With less than one year and seven months left to achieve their goals, can the ‘United Nations Millennium Campaign’ be considered a success?
In September 2000, with the new millennium coming to an end, the ever looming reality of the serious issues, such as extreme poverty and hunger that had been plaguing third world countries and the less fortunate, had officially been brought to light and must be dealt with. These issues were compiled and formed the basis of what is known as the Millennium Development Goals (MDGs). Eight goals that the United Nations Millennium Campaign have set out to achieve by 2015, which include; “Eradication of extreme poverty and hunger, universal primary education, ...view middle of the document...
unicef.org/eapro/media_21387.html). A valiant effort and well-intended but the goals were simply unrealistic. For example millennium development goal 2 (MDG 2) ‘Achieving universal primary education’; many countries that are at low levels of development, must achieve a feat that took rich countries almost a hundred years to accomplish, in only ten years. (SOURCE http://www.cgdev.org/files/3940_file_WWMGD.pdf). This exemplifies the argument that the mdgs are going to fail simply because they were unrealistic.
With the deadlines closing in, the problems that gave rise to the inception of the MDG campaign have indeed been impacted but is it enough to be considered a success?

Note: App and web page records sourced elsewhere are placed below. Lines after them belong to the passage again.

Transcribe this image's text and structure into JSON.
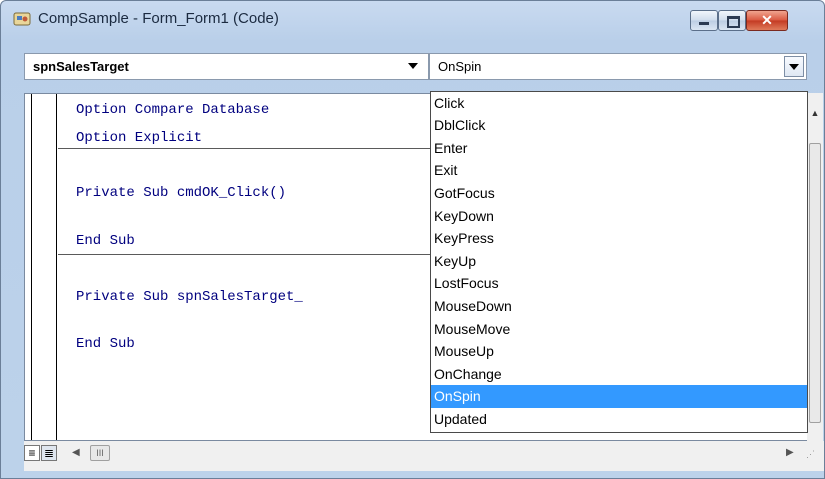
{
  "window": {
    "title": "CompSample - Form_Form1 (Code)",
    "controls": {
      "minimize": "–",
      "maximize": "□",
      "close": "✕"
    }
  },
  "object_combo": {
    "value": "spnSalesTarget"
  },
  "procedure_combo": {
    "value": "OnSpin",
    "options": [
      "Click",
      "DblClick",
      "Enter",
      "Exit",
      "GotFocus",
      "KeyDown",
      "KeyPress",
      "KeyUp",
      "LostFocus",
      "MouseDown",
      "MouseMove",
      "MouseUp",
      "OnChange",
      "OnSpin",
      "Updated"
    ],
    "selected": "OnSpin"
  },
  "code": {
    "lines": [
      "Option Compare Database",
      "Option Explicit",
      "Private Sub cmdOK_Click()",
      "End Sub",
      "Private Sub spnSalesTarget_"
    ],
    "end_sub": "End Sub"
  },
  "scrollbar": {
    "h_thumb_glyph": "III"
  },
  "colors": {
    "keyword": "#00007f",
    "selection": "#3399ff",
    "frame": "#bcd2ea"
  },
  "icons": [
    "app-icon",
    "minimize-icon",
    "maximize-icon",
    "close-icon",
    "chevron-down-icon",
    "procedure-view-icon",
    "full-module-view-icon"
  ]
}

MDG 2 “Universal Primary education” in my opinion, would be one of, if not the most, important goals to actually achieve sooner than later, as it would be the gateway to the solution of almost all the other issues and the boost needed to accomplish the other goals. Mild success has been achieved in this area during the campaign, enrolment in developing countries has risen from roughly 83% to 90% since (SOURCE http://www.un.org/millenniumgoals/pdf/Goal_2_fs.pdf) but early school leaving has remained at a steady constant, sitting at 25% which is the same as back in the 2000, when the MDG began(SOURCE http://www.un.org/millenniumgoals/pdf/Goal_2_fs.pdf). This shows that, although good work has been done to offer opportunities for primary education for children, the root of the problem hasn’t been addressed.

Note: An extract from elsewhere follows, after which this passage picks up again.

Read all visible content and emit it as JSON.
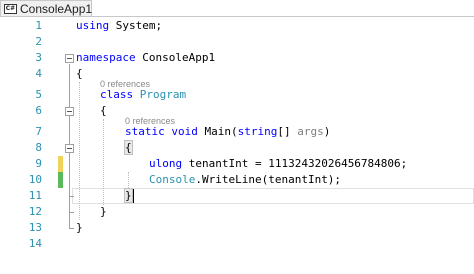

Social traditions, lack of income and issues within the community can cause repetition in schools. Schooling, already an expensive endeavour for the already impoverished family in developing countries is made even more difficult under conditions that would hinder a child's’ learning and cause cause the student to have to repeat grades.

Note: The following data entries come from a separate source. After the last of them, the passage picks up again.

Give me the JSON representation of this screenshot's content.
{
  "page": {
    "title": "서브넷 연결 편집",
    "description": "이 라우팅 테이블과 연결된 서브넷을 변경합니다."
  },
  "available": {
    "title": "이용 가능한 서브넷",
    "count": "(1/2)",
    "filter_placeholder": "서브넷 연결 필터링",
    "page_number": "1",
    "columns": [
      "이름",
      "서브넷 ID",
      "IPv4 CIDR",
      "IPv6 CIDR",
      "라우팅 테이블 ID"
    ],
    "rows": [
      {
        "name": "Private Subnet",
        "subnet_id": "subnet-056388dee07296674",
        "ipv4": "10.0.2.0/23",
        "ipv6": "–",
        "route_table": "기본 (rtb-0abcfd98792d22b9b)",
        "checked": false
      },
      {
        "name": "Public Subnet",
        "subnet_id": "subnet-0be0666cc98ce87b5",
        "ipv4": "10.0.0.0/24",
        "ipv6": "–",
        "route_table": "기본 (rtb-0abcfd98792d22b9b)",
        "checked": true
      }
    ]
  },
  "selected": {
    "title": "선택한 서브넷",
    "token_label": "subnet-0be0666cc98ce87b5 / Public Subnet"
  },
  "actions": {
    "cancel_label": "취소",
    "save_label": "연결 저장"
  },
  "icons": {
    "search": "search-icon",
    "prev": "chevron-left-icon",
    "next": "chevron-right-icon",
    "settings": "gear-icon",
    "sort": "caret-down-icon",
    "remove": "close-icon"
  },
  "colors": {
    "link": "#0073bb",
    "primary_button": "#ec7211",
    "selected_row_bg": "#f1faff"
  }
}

Research suggests that these children, along with children that start school late, are more likely to leave school early (SOURCE http://www.unicef.org/media/media_45485.html). Low quality teaching may also play a factor in the dropout rate, as it would be more difficult for the child to learn if necessary education is delivered poorly. Despite this, there are countries that still retain high dropout rates but low repetition rates such as Ethiopia and Liberia (SOURCE http://www.uis.unesco.org/Education/Documents/ged-2012-en.pdf) it is suggested that this is because of hardships encountered within the society that would prevent the child from continuing.
As suggested, high repetition rates, and thus high dropout rates, have been associated with factors that affect the child’s ability to learn; factors such as the child's age, gender, family income, parents’ education, location and teaching quality. So these are the issues that should be targeted in order to achieve the millenium goal of universal primary education.
To keep a child in school could simply be too expensive for the family of the child, especially in situations where the child has...